Dream of seeing many centipedes
When things like that happen, you can’t control things and events the way they should. It creates challenges and obstacles on the road. Don’t let a situation like this waste your time. So you have to do everything possible to do things right while maintaining good thoughts at all times.
Spiritual Meaning of a Centipede in a Dream
A centipede can have many spiritual meanings. Centipedes can represent the journey we make in life. They can represent the challenges and problems we face, and they can also symbolize our ability to adapt and adjust. They can also suggest that we’re on a journey of growth.
Dream of Centipede – Symbolic Meaning. Dream of a centipede means that you are involved in a suspicious business. Someone might make you do something unlawful, or even intend to harm you.
They naturally lay eggs outdoors in the moist soil or other foliage and don’t reproduce inside households. Millipedes lay their eggs in soil or other decaying organic matter. This means that millipedes don’t lay eggs in houses unless you have houseplants.
Lifespan of Millipedes in the House
If millipedes venture inside a typical home or business and are not able to find living conditions similar to their protected, moist and food plentiful outdoor habitats, they will not live for much more than 2-4 weeks after coming indoors.
Millipedes are fairly docile critters.
If a millipede is disturbed or threatened it curls itself into a spiral. It may also secrete a liquid toxin from its secretory glands on the side of its body. This mildly toxic secretion is meant to discourage any natural predators from eating the millipede.
In their natural habitat, most millipedes are scavengers. They eat damp or decaying wood particles. They also eat decaying leaves and other plant material. If their habitat starts to dry out, millipedes will attack living plants.
The easiest and quickest way to get rid of millipedes in the house is to remove them with a vacuum cleaner or shop-vac or to spot treat them with an effective plant-based insecticide, like Maggie’s Farm Home Bug Spray. Maggie’s Farm Home Bug Spray will kill these bugs when you spray them directly with it.
Where do millipedes come from?
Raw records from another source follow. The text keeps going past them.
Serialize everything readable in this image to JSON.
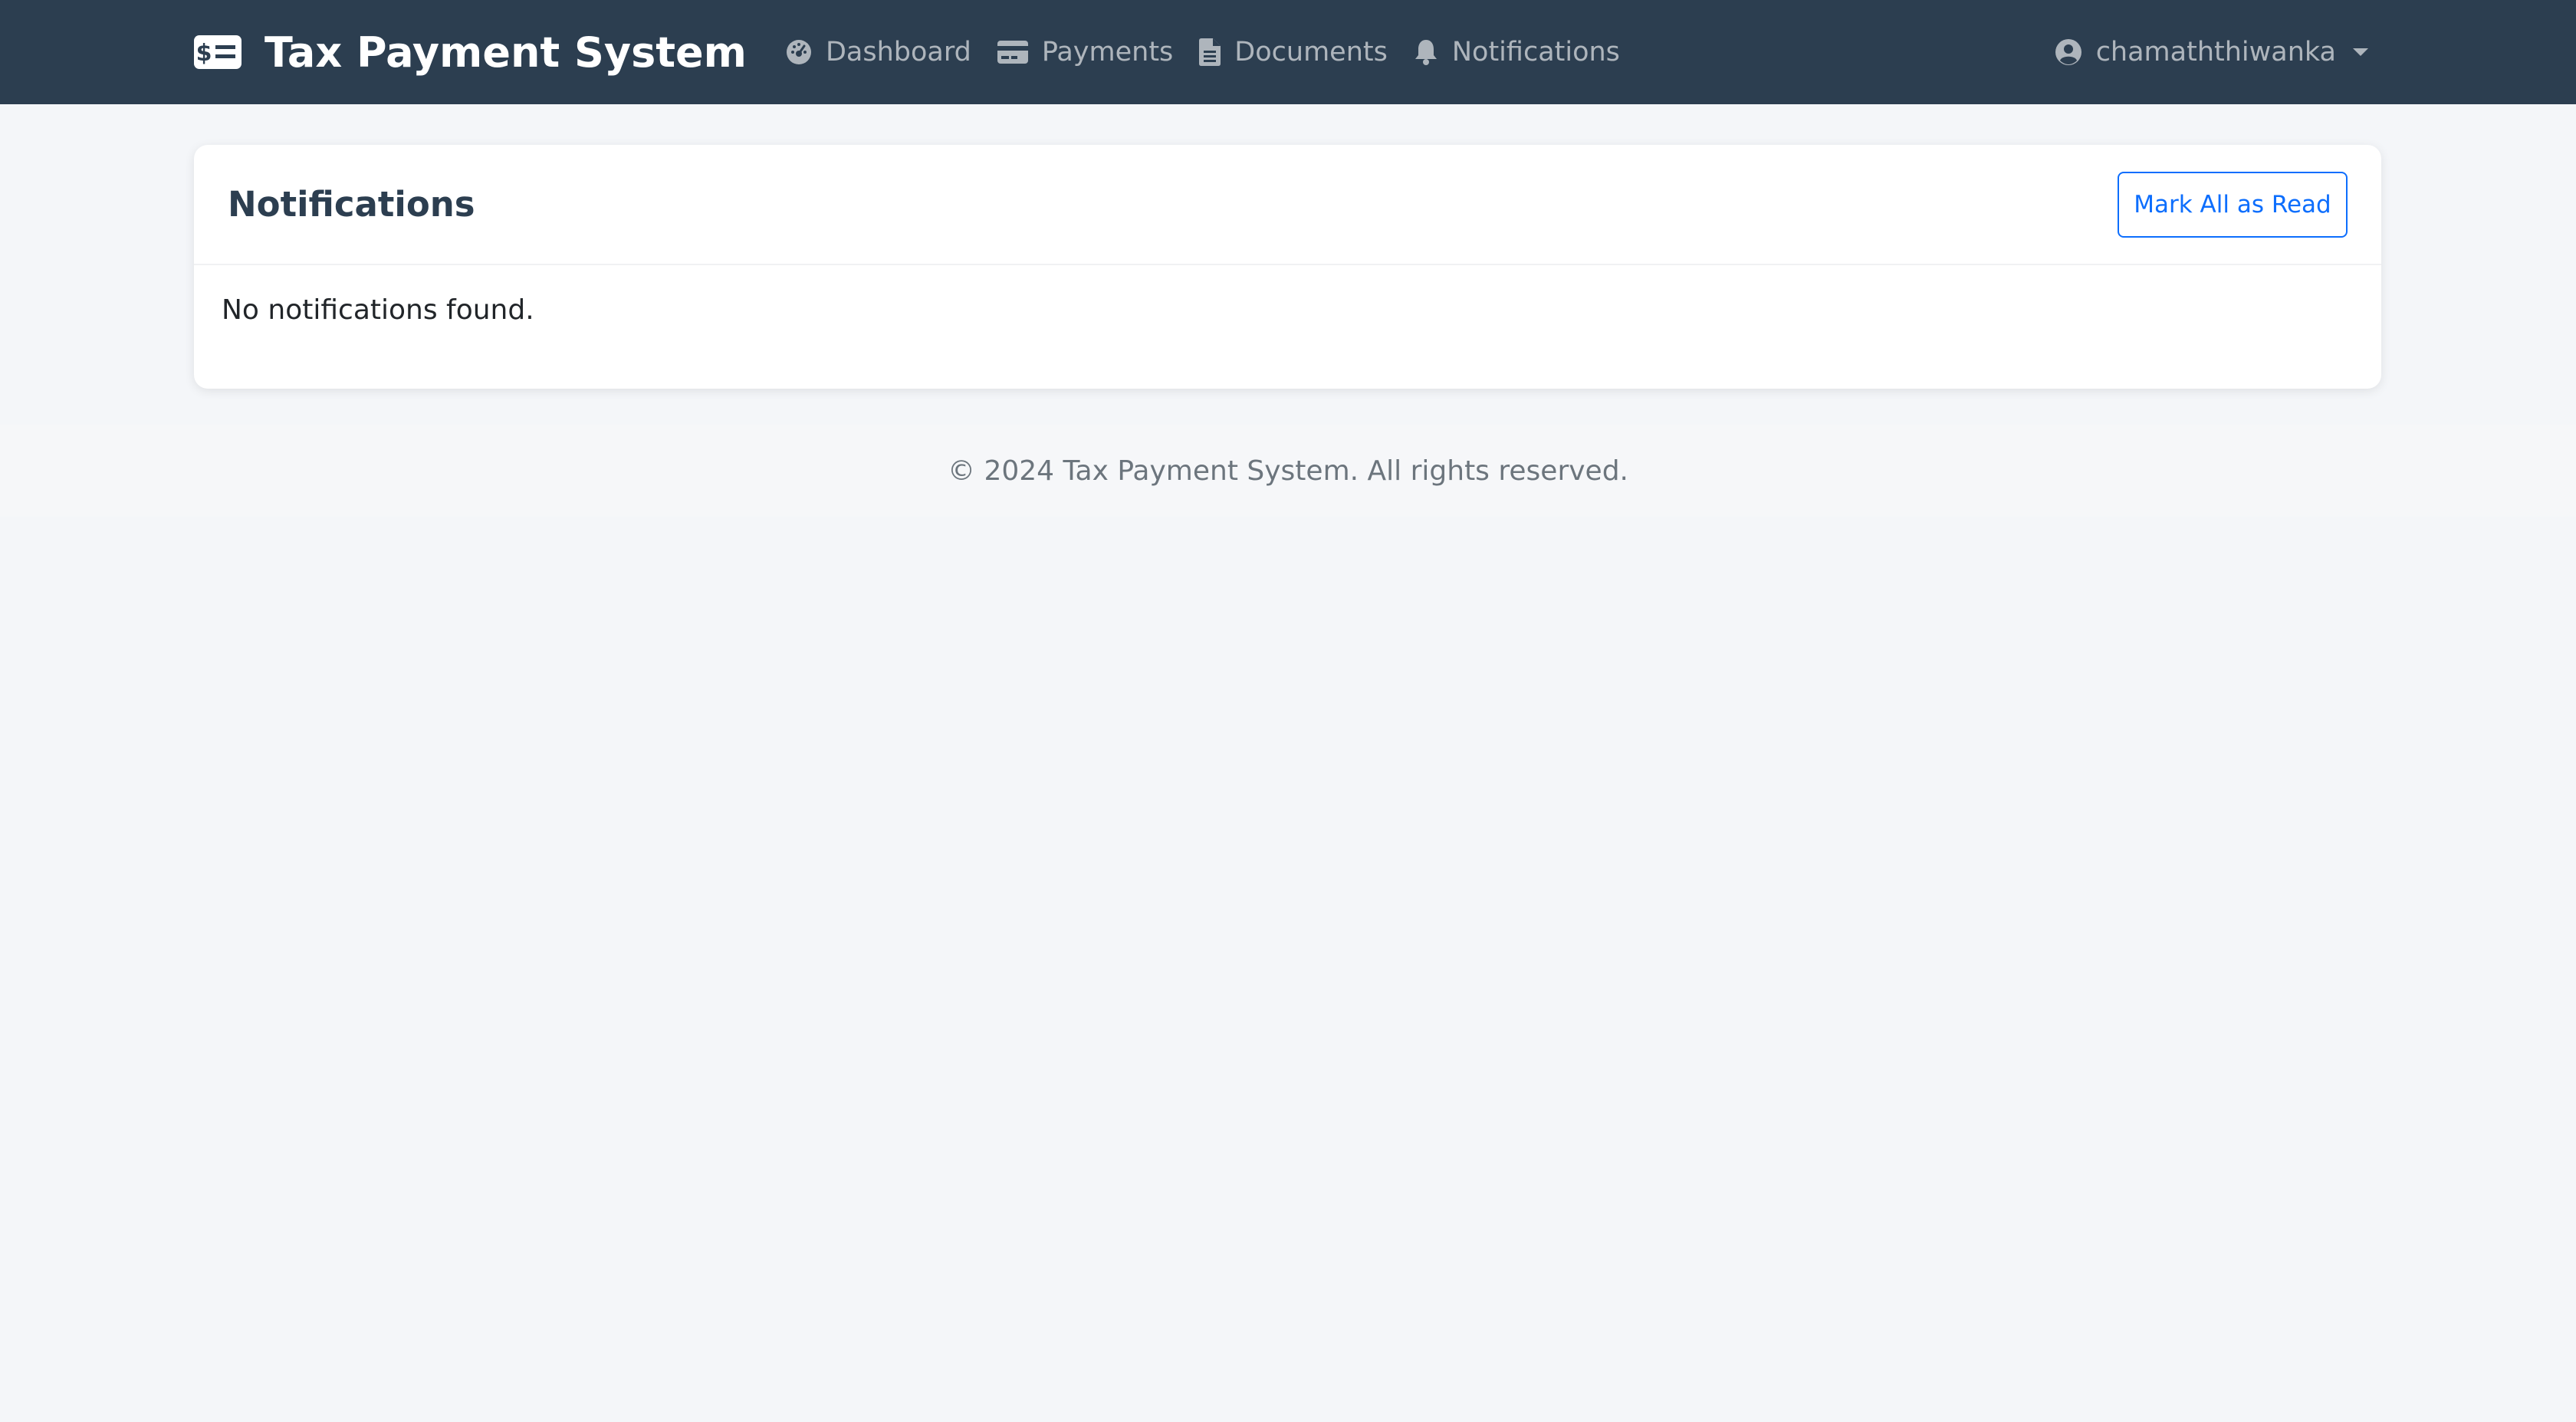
{
  "colors": {
    "navbar_bg": "#2c3e50",
    "page_bg": "#f4f6f9",
    "accent": "#0d6efd",
    "title": "#2c3e50"
  },
  "navbar": {
    "brand": {
      "icon": "money-check-dollar-icon",
      "label": "Tax Payment System"
    },
    "links": [
      {
        "icon": "gauge-icon",
        "label": "Dashboard"
      },
      {
        "icon": "credit-card-icon",
        "label": "Payments"
      },
      {
        "icon": "document-icon",
        "label": "Documents"
      },
      {
        "icon": "bell-icon",
        "label": "Notifications"
      }
    ],
    "user": {
      "icon": "user-circle-icon",
      "name": "chamaththiwanka"
    }
  },
  "card": {
    "title": "Notifications",
    "action_label": "Mark All as Read",
    "empty_message": "No notifications found."
  },
  "footer": {
    "text": "© 2024 Tax Payment System. All rights reserved."
  }
}
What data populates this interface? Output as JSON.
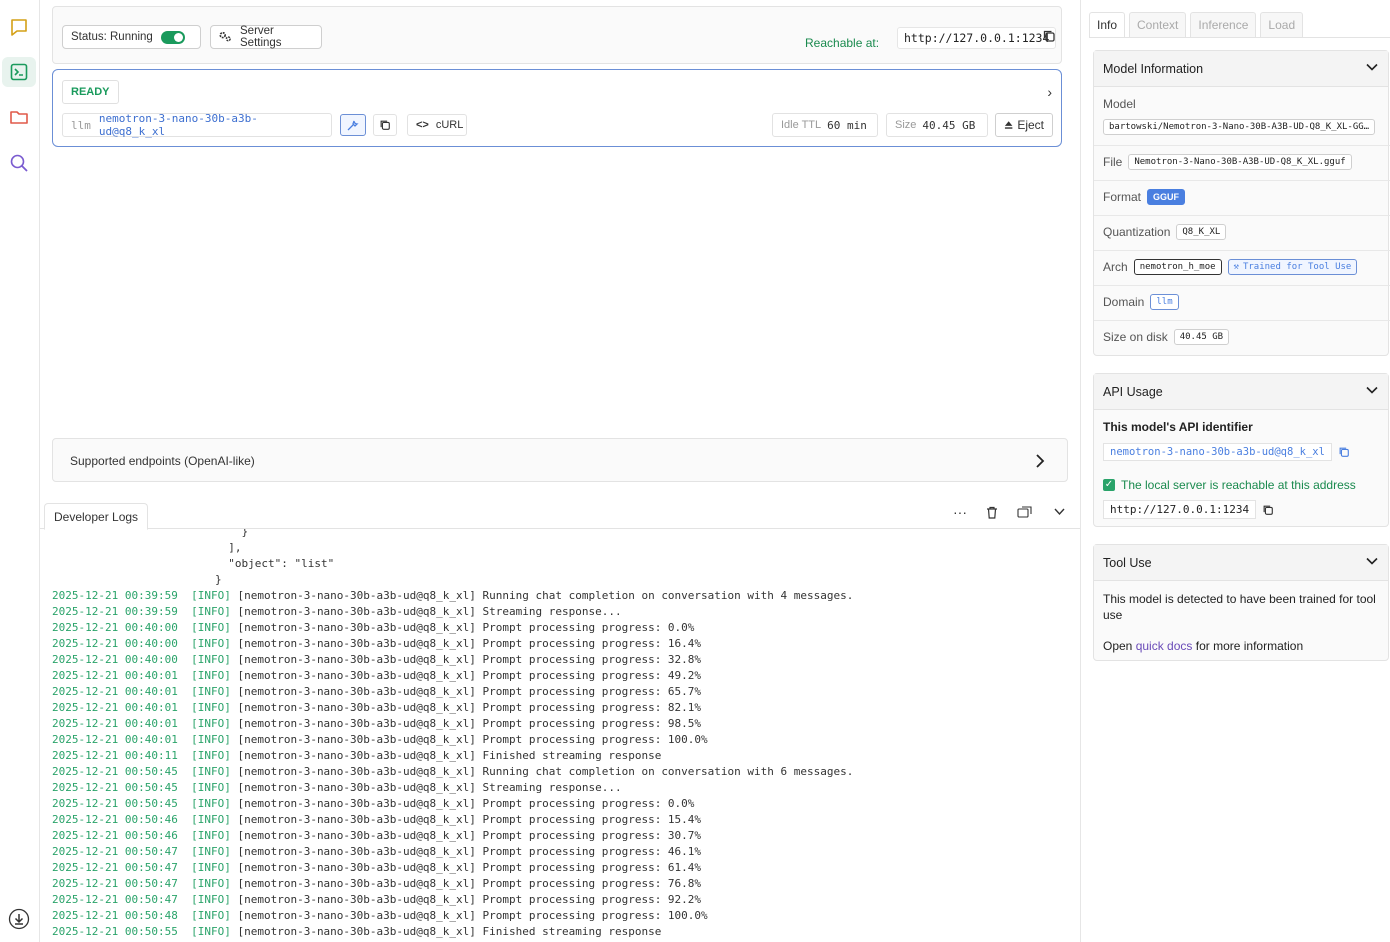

While it may seem like millipedes appear out of nowhere, the truth is that they live underfoot all the time. Millipedes typically live in dark, cool habitats such as mulch or underneath logs and stones. They may be small, but they are big contributors to local ecosystems.
When attacked, millipedes curl their bodies into tight spirals to protect their soft undersides. This coil shape also protects their heads and legs. They sometimes burrow to bury themselves when disturbed, using their front legs to push away the soil.
It is not advisable to handle millipedes with your bare hands. Persons handling millipedes may also notice a lingering odor on their hands. After contact with millipedes, wash hands thoroughly with soap and water until the odor is gone.
Mostly, millipedes aren’t dangerous and do not carry disease that affects people, animals, or plants. They do not cause any damage to the furniture inside the house. However, some species of millipedes release toxins all over their body when threatened or handled roughly.
In some countries, they are known to enter people’s homes looking for other animals that might inhabit them. However, even these creepy-crawlies really have no interest in entering into your ear.
Life Cycle: A female millipede can lay up to 300 eggs in the soil, which hatch within a few weeks. Millipedes go through 7-8 life cycle stages from birth to adult. Millipedes mature within 2-5 years and live for several years after maturation.
Millipedes lay their eggs in the soil each spring. When the offspring hatch, they have only a few pairs of legs. After each molt, they gain new segments and legs until they reach adulthood. After molting, millipedes consume their exoskeletons to gain back valuable nutrients.